The creation of DEFRA strengthens the link, between the quality of our landscape and our quality of life. We are developing agri-environment schemes for farmers which reward them for improving landscape and biodiversity. We’re considering the creation of two new National Parks in the New Forest and South Downs. River water quality is at an all-time high. Wild bird populations are at their highest level since 1990. And there are more trees in England than there have been for 100 years.
And this is just the beginning. For decades the structure of the Common Agriculture Policy with its powerful and direct links between levels of production and subsidy was providing a perverse incentive to undermine much of what we most value, about what is after all a managed landscape – 70% of it farmed.
Incidentally it was the perverse incentive to overproduction which also led to us dumping our surpluses on world markets, undermining the prosperity of farmers in many developing countries.
The dramatic changes which we can make as a result of the recent historic agreement on CAP reform stem from breaking that fundamental link between production and subsidy levels.

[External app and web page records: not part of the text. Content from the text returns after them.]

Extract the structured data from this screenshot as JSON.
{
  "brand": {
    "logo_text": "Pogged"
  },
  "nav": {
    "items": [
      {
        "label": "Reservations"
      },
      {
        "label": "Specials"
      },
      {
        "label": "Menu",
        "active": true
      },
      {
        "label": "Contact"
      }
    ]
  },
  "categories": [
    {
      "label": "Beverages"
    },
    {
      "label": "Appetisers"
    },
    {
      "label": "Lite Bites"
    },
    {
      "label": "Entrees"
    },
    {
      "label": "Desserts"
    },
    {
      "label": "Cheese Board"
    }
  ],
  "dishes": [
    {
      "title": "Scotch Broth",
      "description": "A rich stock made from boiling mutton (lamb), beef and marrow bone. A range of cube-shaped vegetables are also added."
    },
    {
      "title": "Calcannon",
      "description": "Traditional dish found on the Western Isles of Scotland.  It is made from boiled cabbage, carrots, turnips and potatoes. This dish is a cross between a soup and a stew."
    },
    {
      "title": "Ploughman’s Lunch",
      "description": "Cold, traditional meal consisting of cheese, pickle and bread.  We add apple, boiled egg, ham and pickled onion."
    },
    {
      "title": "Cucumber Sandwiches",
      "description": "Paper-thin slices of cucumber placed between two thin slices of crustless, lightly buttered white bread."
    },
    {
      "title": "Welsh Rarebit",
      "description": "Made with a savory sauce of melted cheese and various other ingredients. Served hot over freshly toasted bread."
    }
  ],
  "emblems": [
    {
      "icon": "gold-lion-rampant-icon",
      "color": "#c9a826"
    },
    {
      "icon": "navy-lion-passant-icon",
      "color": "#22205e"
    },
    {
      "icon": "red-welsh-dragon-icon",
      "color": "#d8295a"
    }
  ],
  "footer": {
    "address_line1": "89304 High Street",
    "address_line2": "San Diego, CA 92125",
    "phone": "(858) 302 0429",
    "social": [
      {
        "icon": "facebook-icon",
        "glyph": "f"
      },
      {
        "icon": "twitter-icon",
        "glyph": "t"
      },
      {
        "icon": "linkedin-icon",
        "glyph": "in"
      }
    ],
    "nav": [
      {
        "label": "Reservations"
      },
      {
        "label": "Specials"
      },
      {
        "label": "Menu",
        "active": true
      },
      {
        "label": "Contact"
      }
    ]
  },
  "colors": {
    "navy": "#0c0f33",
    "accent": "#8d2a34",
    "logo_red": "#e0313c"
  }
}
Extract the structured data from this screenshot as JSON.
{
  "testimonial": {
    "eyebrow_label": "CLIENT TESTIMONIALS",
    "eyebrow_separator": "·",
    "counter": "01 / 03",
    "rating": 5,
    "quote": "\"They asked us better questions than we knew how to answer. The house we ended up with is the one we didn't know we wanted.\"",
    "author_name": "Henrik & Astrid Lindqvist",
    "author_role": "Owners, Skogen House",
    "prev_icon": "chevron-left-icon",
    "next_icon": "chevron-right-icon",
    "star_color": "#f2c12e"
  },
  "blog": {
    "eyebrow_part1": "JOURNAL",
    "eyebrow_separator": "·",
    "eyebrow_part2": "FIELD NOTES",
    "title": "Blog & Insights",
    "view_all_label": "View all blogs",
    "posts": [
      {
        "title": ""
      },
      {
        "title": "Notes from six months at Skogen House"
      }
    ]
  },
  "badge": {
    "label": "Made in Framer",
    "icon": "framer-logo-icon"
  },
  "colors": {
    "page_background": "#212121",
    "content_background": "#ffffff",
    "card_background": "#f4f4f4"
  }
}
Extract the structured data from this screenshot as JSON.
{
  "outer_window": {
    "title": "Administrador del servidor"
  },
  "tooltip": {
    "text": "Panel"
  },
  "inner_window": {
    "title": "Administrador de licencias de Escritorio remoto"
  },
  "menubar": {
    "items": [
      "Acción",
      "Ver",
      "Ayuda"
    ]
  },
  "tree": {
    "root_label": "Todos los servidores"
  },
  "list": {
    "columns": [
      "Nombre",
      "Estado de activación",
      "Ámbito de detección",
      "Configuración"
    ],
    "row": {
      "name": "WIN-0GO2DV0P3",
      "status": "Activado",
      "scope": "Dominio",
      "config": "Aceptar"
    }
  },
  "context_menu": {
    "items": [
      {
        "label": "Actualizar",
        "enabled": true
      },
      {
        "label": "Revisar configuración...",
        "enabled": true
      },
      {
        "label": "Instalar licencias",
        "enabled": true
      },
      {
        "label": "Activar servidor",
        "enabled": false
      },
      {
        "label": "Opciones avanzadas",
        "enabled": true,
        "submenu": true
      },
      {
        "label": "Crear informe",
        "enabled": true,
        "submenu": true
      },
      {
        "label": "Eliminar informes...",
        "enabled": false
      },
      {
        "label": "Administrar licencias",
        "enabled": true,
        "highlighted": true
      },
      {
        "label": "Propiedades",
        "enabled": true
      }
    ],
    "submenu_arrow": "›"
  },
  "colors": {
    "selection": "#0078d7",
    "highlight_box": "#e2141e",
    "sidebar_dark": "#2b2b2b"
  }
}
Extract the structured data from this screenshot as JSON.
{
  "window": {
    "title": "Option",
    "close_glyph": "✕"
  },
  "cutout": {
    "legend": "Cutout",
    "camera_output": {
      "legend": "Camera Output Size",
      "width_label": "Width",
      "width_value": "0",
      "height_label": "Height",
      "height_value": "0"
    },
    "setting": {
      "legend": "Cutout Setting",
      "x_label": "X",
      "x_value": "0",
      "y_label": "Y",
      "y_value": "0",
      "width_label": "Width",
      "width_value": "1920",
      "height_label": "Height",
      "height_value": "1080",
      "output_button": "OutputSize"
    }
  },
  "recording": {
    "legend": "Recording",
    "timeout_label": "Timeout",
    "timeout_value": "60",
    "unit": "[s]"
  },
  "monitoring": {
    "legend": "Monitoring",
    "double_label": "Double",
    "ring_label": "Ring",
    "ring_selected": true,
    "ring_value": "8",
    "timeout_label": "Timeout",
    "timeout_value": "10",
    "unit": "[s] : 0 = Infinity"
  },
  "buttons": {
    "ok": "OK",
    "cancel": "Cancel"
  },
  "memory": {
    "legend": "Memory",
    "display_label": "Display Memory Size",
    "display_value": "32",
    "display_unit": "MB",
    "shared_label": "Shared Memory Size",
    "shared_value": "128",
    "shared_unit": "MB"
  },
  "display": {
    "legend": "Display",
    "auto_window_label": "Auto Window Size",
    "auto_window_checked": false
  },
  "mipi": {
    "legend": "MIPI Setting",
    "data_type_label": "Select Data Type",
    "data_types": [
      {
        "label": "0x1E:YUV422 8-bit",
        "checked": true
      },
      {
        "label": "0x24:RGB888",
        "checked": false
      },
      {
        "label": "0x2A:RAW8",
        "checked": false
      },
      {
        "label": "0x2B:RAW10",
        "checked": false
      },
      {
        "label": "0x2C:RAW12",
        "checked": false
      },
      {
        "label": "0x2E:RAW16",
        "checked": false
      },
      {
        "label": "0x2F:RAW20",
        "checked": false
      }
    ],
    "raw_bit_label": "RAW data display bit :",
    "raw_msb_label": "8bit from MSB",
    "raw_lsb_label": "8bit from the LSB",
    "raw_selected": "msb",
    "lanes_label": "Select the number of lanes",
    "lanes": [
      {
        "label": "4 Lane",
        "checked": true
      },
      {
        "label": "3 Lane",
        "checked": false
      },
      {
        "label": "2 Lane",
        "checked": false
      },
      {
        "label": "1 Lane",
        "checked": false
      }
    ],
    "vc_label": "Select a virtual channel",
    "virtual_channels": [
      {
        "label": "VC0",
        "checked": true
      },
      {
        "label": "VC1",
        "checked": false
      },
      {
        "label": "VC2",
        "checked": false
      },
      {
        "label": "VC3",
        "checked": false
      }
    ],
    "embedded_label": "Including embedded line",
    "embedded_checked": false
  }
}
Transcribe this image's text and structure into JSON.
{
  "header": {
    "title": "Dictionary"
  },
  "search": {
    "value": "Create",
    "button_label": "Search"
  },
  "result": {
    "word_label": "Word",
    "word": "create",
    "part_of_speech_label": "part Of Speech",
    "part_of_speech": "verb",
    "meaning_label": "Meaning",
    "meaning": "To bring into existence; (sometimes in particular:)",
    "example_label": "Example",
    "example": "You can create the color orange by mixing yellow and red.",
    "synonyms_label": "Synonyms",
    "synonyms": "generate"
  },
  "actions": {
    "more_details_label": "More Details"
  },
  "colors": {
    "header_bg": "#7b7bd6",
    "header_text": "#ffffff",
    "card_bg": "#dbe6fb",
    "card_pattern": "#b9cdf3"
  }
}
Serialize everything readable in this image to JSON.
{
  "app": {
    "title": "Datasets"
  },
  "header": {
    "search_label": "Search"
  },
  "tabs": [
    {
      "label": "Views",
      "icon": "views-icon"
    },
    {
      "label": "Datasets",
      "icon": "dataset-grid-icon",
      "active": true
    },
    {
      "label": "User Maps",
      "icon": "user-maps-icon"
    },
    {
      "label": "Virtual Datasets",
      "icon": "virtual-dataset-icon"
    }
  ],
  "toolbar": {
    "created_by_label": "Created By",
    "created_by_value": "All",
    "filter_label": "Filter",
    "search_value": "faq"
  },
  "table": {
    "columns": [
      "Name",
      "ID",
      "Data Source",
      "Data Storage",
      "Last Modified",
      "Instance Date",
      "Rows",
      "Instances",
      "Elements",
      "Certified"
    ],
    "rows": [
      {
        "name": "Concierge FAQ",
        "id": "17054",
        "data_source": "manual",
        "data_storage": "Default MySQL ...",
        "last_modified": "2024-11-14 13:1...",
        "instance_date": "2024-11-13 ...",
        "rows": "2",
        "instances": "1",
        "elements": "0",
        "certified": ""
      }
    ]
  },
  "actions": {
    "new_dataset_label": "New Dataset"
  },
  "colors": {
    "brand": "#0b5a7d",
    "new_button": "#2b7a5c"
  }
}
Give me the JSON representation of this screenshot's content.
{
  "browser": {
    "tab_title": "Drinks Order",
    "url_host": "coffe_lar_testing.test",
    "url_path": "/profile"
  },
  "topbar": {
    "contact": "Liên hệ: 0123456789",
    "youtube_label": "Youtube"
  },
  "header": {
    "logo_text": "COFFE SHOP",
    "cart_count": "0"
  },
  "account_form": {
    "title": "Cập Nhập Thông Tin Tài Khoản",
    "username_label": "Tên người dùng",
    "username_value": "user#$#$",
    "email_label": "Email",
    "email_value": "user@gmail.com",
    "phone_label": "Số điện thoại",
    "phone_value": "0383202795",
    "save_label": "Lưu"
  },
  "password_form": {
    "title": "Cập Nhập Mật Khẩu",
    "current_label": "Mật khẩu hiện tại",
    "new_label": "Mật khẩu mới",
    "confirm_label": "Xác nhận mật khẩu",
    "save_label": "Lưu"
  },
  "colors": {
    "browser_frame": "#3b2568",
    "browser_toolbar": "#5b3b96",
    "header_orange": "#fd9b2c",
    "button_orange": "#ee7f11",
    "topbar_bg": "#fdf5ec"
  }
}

They offer us an opportunity to work towards the goals set for us by the Curry Commission at the beginning of this Parliament – a more sustainable agriculture which is better for consumers, taxpayers and farmers – as well as being better for our environment.
That reform deal formed the basis for our approach to the recent WTO talks in Mexico, where for the first time the world community as a whole sought trade deals whose over-riding purpose was to improve the long-term prospects for developing countries.
At those talks there was the opportunity to maintain the momentum created by the Millennium Development goals, the Monterrey finance agreement the Johannesburg Summit and the many practical partnerships for development that it launched.
Sadly, in Mexico that opportunity was not seized. I am well aware that many who passionately support the cause of development believe that this is for the best. I hope more than I can say that their tactics and their optimism prove to be justified. What I profoundly fear is that we are in danger of irrevocably damaging the prospects for sustainable development which will be of most worth to those who need it most. There is a terrible risk that major players in many different parts of the world will judge that country to country deals could serve them almost as well. Yet it is only through multilateral processes that we stand any chance of protecting the interests of the smallest and the most weak.
So it is internationally as well as at home that we must all strive for real improvement in the quality of life for all.
The issues brought to mind by that phrase are fundamental to our well-being. Few of them are easy to tackle or to overcome. But real benefit to human health and happiness follow from addressing them successfully. And as I said at the outset that can only be a common endeavour. Perhaps after all it’s not “the economy stupid”. It is the quality of life.